Salmonella
Salmonella is most often found in water, eggs, chicken, turkey, and milk products, but it can also be found in other foods.

Some other poisoning topics related to food you may want to read about:

What are the symptoms of food poisoning?

Depending on the type of foodborne illness you have, it can take anywhere from two hours to several days for you to become sick. Foodborne illness can last up to 10 days.

It can be hard to tell foodborne illness from other stomach bugs. Symptoms can include:

  • Feeling sick to your stomach
  • Throwing up
  • Stomach cramps
  • Diarrhea
  • Fever

What should I do if I think I have food poisoning?

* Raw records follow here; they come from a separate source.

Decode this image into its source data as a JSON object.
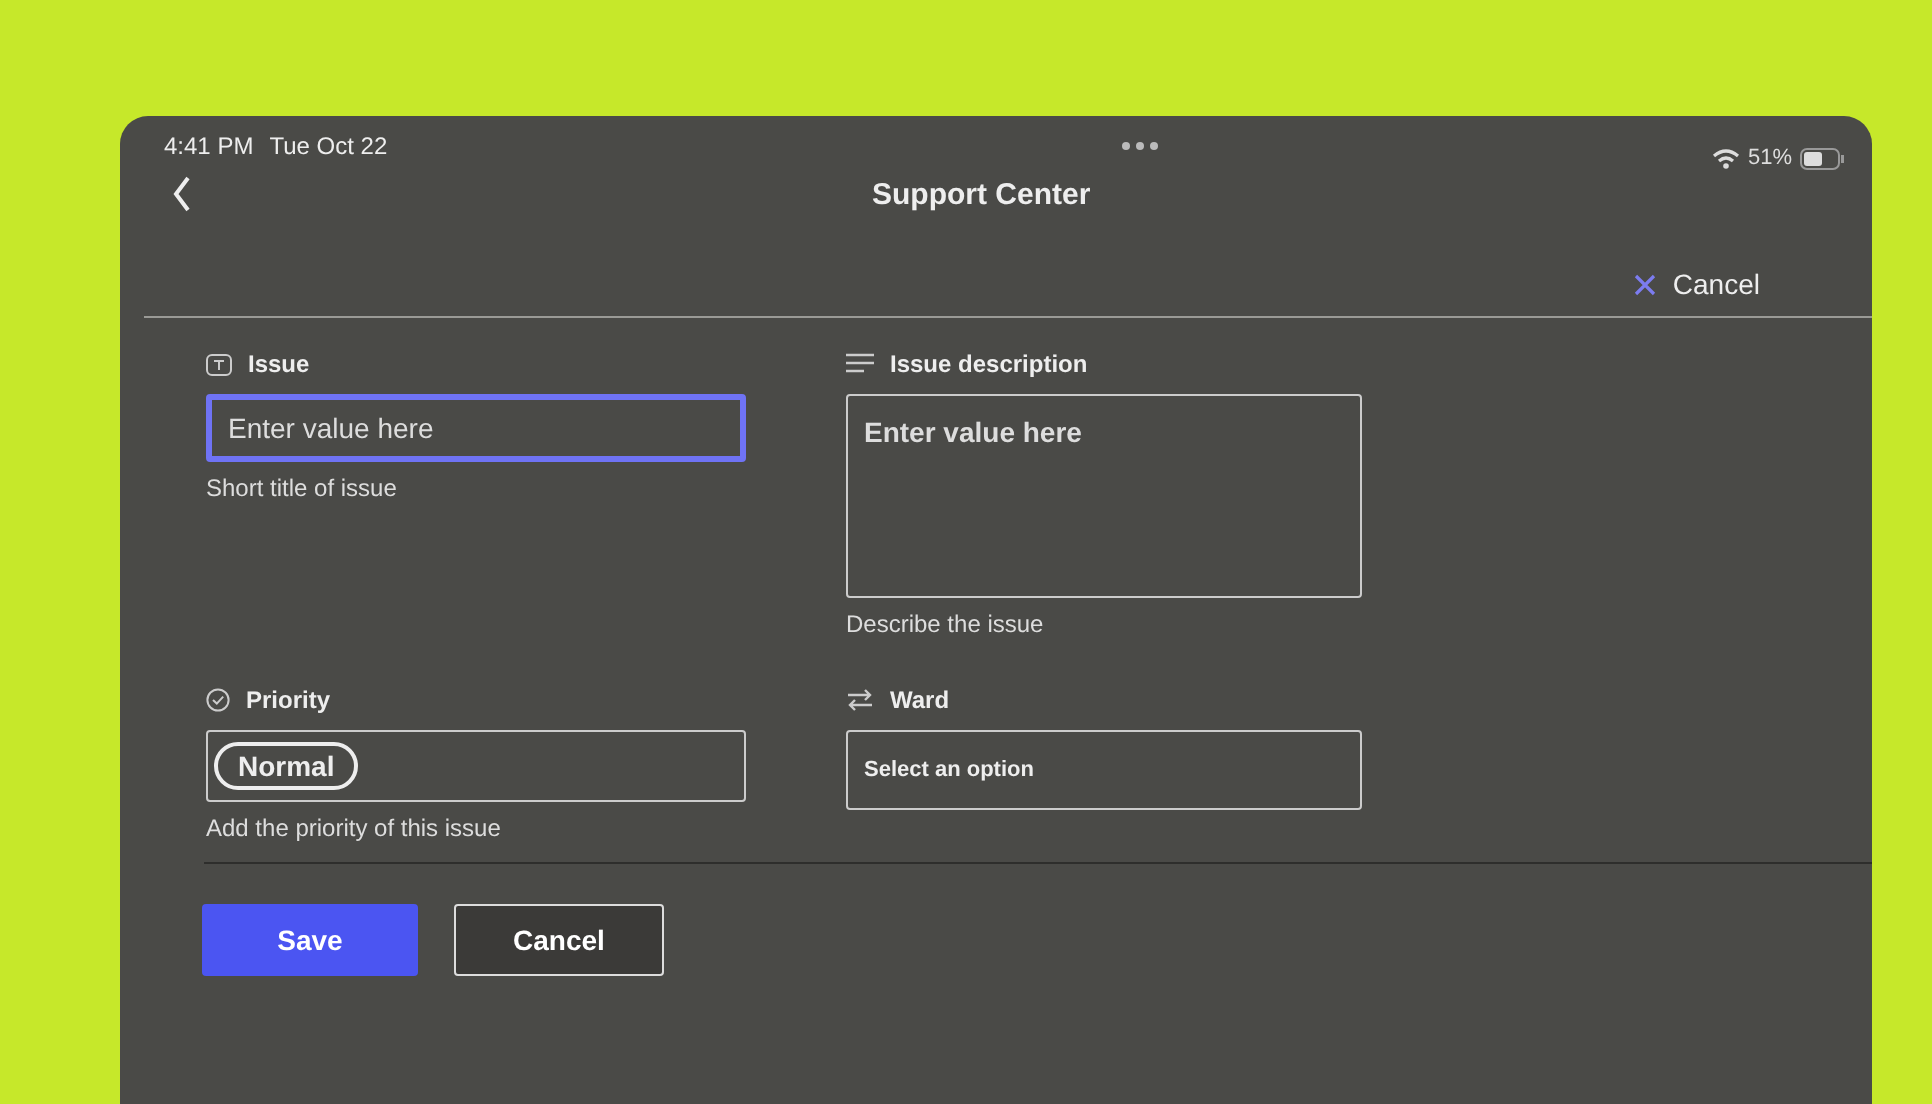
{
  "status_bar": {
    "time": "4:41 PM",
    "date": "Tue Oct 22",
    "battery": "51%"
  },
  "nav": {
    "title": "Support Center",
    "cancel": "Cancel"
  },
  "fields": [
    {
      "kind": "text",
      "label": "Issue",
      "placeholder": "Enter value here",
      "hint": "Short title of issue",
      "focused": true
    },
    {
      "kind": "textarea",
      "label": "Issue description",
      "placeholder": "Enter value here",
      "hint": "Describe the issue",
      "focused": false
    },
    {
      "kind": "tag",
      "label": "Priority",
      "value": "Normal",
      "hint": "Add the priority of this issue",
      "focused": false
    },
    {
      "kind": "select",
      "label": "Ward",
      "placeholder": "Select an option",
      "focused": false
    }
  ],
  "buttons": [
    {
      "kind": "primary",
      "label": "Save"
    },
    {
      "kind": "secondary",
      "label": "Cancel"
    }
  ]
}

If you think you have food poisoning, call the poison center at 1-800-222-1222, chat online or text POISON to 85511. If you are throwing up a lot or have diarrhea, drink plenty of water.

Let your state health department know about your food poisoning:

  • Maine: 1-800-821-5821
  • New Hampshire: 1-603-271-4589
  • Vermont: 1-800-439-8550

How can I prevent food poisoning?

To prevent food poisoning:

  • Wash your hands for at least 20 seconds before and after touching food.
  • Wash dishes, knives, cutting boards and other kitchen items before and after handling raw food.
  • Wash fruits and vegetables thoroughly.
  • Keep raw meat separate from other food.
  • Cook meat, poultry and fish thoroughly. Download our Safe Cooking Temperatures table [PDF] (see below).
  • After cooking, put leftovers in the refrigerator within two hours.

Safe Cooking Temperatures

Last Updated: Friday December 2nd 2016